The nuclear agreement succeeded, Nephew said, not because Kerry and Zarif got along, but because both countries deemed it to be in their strategic interest ― a reality that is likely to outlast the Obama administration.
It’s harder to predict what Trump’s relations with the Iranians would be, mostly because he doesn’t seem to have an Iran policy. He moves freely between pledging to rip up the nuclear accord and enforce it vigorously.
“It’s not clear to me that Mr. Trump understands this agreement, has read this agreement, understands the weight of this agreement, or would know how to manage this agreement,” said Wendy Sherman, a former undersecretary of state who served as the State Department’s chief negotiator in the nuclear talks.

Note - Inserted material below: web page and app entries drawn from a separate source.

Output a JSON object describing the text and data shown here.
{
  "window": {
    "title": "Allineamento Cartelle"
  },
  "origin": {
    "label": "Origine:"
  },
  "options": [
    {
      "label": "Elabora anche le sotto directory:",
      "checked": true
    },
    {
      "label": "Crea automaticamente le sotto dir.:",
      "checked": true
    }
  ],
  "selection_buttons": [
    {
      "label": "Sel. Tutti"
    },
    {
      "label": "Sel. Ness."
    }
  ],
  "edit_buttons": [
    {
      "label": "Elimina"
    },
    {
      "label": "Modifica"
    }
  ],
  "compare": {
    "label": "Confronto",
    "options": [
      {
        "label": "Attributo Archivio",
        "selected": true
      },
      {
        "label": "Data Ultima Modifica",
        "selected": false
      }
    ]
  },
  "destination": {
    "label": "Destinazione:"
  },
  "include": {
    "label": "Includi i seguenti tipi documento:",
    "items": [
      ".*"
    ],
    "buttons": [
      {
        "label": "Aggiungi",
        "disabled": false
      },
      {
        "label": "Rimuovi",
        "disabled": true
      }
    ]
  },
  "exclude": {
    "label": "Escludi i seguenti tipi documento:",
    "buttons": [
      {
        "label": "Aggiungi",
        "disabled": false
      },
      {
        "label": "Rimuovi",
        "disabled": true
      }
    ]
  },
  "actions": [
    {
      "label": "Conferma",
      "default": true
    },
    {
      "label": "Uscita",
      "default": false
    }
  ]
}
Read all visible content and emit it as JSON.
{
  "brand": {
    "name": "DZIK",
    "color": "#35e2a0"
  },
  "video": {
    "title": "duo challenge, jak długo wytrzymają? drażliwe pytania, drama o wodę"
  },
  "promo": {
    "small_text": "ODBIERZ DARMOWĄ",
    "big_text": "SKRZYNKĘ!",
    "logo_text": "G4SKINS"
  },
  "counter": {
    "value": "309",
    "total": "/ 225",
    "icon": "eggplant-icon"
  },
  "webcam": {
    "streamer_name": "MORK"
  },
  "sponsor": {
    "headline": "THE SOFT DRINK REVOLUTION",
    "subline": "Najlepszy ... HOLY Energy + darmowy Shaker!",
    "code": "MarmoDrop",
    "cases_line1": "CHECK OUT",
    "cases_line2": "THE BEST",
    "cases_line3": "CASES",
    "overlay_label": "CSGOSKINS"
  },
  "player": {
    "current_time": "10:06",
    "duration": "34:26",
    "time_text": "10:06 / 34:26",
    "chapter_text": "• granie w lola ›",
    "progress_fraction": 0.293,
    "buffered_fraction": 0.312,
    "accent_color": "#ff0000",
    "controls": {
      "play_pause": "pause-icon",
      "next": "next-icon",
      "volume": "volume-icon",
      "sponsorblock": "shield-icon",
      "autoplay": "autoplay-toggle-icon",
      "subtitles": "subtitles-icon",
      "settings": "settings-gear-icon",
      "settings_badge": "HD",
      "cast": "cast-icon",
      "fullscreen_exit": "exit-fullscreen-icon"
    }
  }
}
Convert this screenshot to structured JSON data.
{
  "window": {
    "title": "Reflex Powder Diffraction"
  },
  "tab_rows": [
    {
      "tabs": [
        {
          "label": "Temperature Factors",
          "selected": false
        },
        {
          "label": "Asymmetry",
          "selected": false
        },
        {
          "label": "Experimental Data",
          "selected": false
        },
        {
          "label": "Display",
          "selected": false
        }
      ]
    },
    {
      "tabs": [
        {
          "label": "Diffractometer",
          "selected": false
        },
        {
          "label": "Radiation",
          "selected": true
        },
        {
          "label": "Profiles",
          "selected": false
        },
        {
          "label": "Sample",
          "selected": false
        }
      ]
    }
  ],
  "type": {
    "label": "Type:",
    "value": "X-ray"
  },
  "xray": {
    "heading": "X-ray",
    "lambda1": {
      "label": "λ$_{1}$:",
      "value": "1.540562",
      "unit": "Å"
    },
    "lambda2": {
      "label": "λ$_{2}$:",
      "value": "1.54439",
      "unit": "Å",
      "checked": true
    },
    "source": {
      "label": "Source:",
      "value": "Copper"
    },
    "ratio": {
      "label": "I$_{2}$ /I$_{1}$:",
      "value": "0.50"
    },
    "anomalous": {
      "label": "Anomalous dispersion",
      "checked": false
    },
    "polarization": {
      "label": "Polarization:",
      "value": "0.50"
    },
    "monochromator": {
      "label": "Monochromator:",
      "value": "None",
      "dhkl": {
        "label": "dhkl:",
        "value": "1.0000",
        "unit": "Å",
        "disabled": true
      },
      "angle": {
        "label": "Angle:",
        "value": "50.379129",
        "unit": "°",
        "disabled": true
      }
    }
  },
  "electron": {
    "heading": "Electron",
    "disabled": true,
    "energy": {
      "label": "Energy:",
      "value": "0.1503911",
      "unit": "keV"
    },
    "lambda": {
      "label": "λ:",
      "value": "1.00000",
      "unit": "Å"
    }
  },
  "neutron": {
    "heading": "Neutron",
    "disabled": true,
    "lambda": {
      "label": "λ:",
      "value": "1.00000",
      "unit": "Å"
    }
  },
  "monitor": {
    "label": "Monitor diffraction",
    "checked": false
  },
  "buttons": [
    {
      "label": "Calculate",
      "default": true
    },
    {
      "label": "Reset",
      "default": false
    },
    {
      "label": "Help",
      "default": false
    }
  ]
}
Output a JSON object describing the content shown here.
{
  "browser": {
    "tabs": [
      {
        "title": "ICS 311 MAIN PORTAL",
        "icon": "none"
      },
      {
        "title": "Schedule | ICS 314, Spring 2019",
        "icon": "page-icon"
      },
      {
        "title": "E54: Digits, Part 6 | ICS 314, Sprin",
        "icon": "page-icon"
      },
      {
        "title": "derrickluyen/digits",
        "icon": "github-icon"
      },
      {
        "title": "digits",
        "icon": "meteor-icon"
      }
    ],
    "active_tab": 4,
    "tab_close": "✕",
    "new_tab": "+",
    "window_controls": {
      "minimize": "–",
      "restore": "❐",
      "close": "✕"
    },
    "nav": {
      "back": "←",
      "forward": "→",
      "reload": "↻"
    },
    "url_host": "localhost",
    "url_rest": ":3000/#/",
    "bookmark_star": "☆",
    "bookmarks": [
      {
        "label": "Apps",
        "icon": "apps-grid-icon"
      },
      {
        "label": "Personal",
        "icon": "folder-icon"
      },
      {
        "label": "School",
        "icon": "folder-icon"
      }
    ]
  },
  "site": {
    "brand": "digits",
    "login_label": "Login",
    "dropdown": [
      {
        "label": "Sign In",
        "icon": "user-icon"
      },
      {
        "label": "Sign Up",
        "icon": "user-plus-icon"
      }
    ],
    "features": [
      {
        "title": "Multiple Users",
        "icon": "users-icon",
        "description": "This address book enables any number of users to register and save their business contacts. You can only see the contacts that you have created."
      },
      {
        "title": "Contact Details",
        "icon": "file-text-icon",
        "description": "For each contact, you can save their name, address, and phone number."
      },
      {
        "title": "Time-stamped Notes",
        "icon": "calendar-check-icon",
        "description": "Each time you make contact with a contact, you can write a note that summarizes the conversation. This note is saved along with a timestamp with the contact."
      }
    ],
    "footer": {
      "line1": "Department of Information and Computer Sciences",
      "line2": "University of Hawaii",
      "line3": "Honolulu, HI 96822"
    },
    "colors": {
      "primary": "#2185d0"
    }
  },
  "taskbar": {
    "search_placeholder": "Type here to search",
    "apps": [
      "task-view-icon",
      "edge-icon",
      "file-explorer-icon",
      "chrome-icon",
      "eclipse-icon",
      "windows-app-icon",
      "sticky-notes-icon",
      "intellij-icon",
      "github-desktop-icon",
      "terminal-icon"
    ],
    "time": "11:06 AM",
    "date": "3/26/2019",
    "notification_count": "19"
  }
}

Regardless of what approach Trump would ultimately land on, it’s unlikely that the Islamic republic would be receptive to a man who has floated the idea of banning Muslims from the U.S. That’s especially true if he selects as vice president former House Speaker Newt Gingrich, who has appeared multiple times at rallies hosted by the Mojahedin-e-Khalq, or the MEK, an exiled group advocating regime change in Iran. Republicans and Iran hawks, of course, may regard Trump’s disinterest in establishing establishing ties with the Iranians as a virtue.
Both the Clinton and Trump campaigns declined to comment for this article.
Individual personalities aside, it’s the lack of broad, institutionalized means of communication between the two countries that causes supporters of improved relations between the U.S. and Iran to worry.
... It is hard to imagine how this level of dialogue can continue once Obama leaves office. Seyed Hossein Mousavian, former nuclear negotiator for Iran
Embassies and diplomats typically provide continuity when a president leaves office. There are some career foreign service officers, like Stephen Mull, the diplomat tasked with overseeing implementation of the nuclear deal, who have relationships with the Iranians and will likely stick around past January. But Mull’s mandate is strictly limited to the nuclear issue.
A State Department official, who requested anonymity to discuss internal deliberations, said there are efforts underway aimed at “solidify the existing relations beyond what Secretary Kerry and Foreign Minister Zarif have established and to ensure that going into the next administration, there will be lines of communication.” But the official declined to elaborate.
The most obvious solution would be for the U.S. and Iran to re-establish normal diplomatic relations, Zalmay Khalilzad, a former ambassador to Afghanistan, Iraq, and the United Nations; and James Dobbins, a former special envoy to Afghanistan, suggested last month. But a more politically realistic approach, they said, would be to assign mid-ranking diplomats to the interests sections of embassies representing each other ― Switzerland for the U.S. in Iran, and Pakistan for Iran in the U.S.
If there is a concrete plan to avoid a breakdown in communications, it seems that former diplomats from both sides have yet to hear about it.
“The relationship between Kerry and Zarif was hugely impactful in terms of reaching the [nuclear deal] and continuing cooperation afterwards. However, because it is more a personal relationship and not institutionalized, it is hard to imagine how this level of dialogue can continue once Obama leaves office,” Seyed Hossein Mousavian, a former nuclear negotiator for Iran, wrote in an email. “The channels of communication need to be formalized,” Mousavian continued.